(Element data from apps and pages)
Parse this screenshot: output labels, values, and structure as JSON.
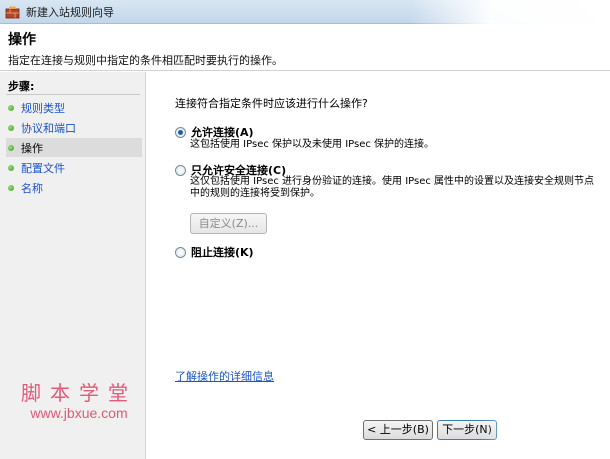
{
  "window": {
    "title": "新建入站规则向导"
  },
  "header": {
    "title": "操作",
    "description": "指定在连接与规则中指定的条件相匹配时要执行的操作。"
  },
  "sidebar": {
    "steps_label": "步骤:",
    "items": [
      {
        "label": "规则类型",
        "current": false
      },
      {
        "label": "协议和端口",
        "current": false
      },
      {
        "label": "操作",
        "current": true
      },
      {
        "label": "配置文件",
        "current": false
      },
      {
        "label": "名称",
        "current": false
      }
    ]
  },
  "watermark": {
    "chinese": "脚本学堂",
    "url": "www.jbxue.com"
  },
  "main": {
    "question": "连接符合指定条件时应该进行什么操作?",
    "options": [
      {
        "label": "允许连接(A)",
        "description": "这包括使用 IPsec 保护以及未使用 IPsec 保护的连接。",
        "checked": true
      },
      {
        "label": "只允许安全连接(C)",
        "description": "这仅包括使用 IPsec 进行身份验证的连接。使用 IPsec 属性中的设置以及连接安全规则节点中的规则的连接将受到保护。",
        "checked": false
      },
      {
        "label": "阻止连接(K)",
        "description": "",
        "checked": false
      }
    ],
    "customize_button": "自定义(Z)...",
    "learn_more_link": "了解操作的详细信息"
  },
  "footer": {
    "back_button": "< 上一步(B)",
    "next_button": "下一步(N)"
  }
}
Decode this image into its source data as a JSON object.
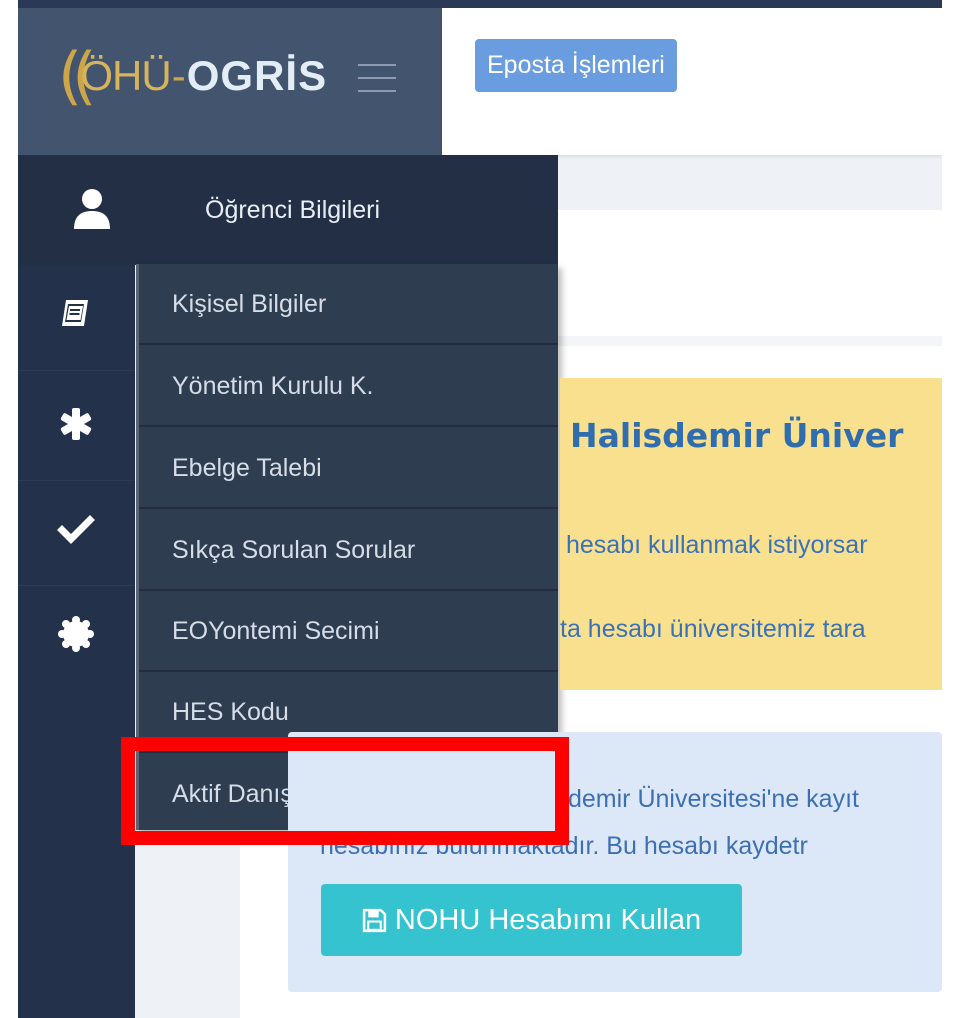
{
  "header": {
    "logo_ohu": "ÖHÜ",
    "logo_dash": "-",
    "logo_ogris": "OGRİS",
    "eposta_button": "Eposta İşlemleri"
  },
  "sidebar": {
    "active_section": "Öğrenci Bilgileri",
    "strip_icons": [
      "user-icon",
      "book-icon",
      "asterisk-icon",
      "check-icon",
      "badge-icon"
    ],
    "submenu": [
      "Kişisel Bilgiler",
      "Yönetim Kurulu K.",
      "Ebelge Talebi",
      "Sıkça Sorulan Sorular",
      "EOYontemi Secimi",
      "HES Kodu",
      "Aktif Danışmanlık"
    ],
    "highlighted_item": "Aktif Danışmanlık"
  },
  "main": {
    "warning": {
      "title": "Halisdemir Üniver",
      "line1": "hesabı kullanmak istiyorsar",
      "line2": "ta hesabı üniversitemiz tara"
    },
    "info": {
      "line1": "demir Üniversitesi'ne kayıt",
      "line2": "hesabınız bulunmaktadır. Bu hesabı kaydetr"
    },
    "nohu_button": "NOHU Hesabımı Kullan"
  },
  "colors": {
    "highlight": "#ff0000",
    "sidebar_dark": "#23314a",
    "logo_gold": "#cda64a",
    "warning_bg": "#f8e08f",
    "info_bg": "#dce8f8",
    "button_teal": "#35c3cf"
  }
}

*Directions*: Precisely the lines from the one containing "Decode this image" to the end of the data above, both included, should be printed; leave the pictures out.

*Response*:
Decode this image into its source data as a JSON object.
{
  "header": {
    "logo_ohu": "ÖHÜ",
    "logo_dash": "-",
    "logo_ogris": "OGRİS",
    "eposta_button": "Eposta İşlemleri"
  },
  "sidebar": {
    "active_section": "Öğrenci Bilgileri",
    "strip_icons": [
      "user-icon",
      "book-icon",
      "asterisk-icon",
      "check-icon",
      "badge-icon"
    ],
    "submenu": [
      "Kişisel Bilgiler",
      "Yönetim Kurulu K.",
      "Ebelge Talebi",
      "Sıkça Sorulan Sorular",
      "EOYontemi Secimi",
      "HES Kodu",
      "Aktif Danışmanlık"
    ],
    "highlighted_item": "Aktif Danışmanlık"
  },
  "main": {
    "warning": {
      "title": "Halisdemir Üniver",
      "line1": "hesabı kullanmak istiyorsar",
      "line2": "ta hesabı üniversitemiz tara"
    },
    "info": {
      "line1": "demir Üniversitesi'ne kayıt",
      "line2": "hesabınız bulunmaktadır. Bu hesabı kaydetr"
    },
    "nohu_button": "NOHU Hesabımı Kullan"
  },
  "colors": {
    "highlight": "#ff0000",
    "sidebar_dark": "#23314a",
    "logo_gold": "#cda64a",
    "warning_bg": "#f8e08f",
    "info_bg": "#dce8f8",
    "button_teal": "#35c3cf"
  }
}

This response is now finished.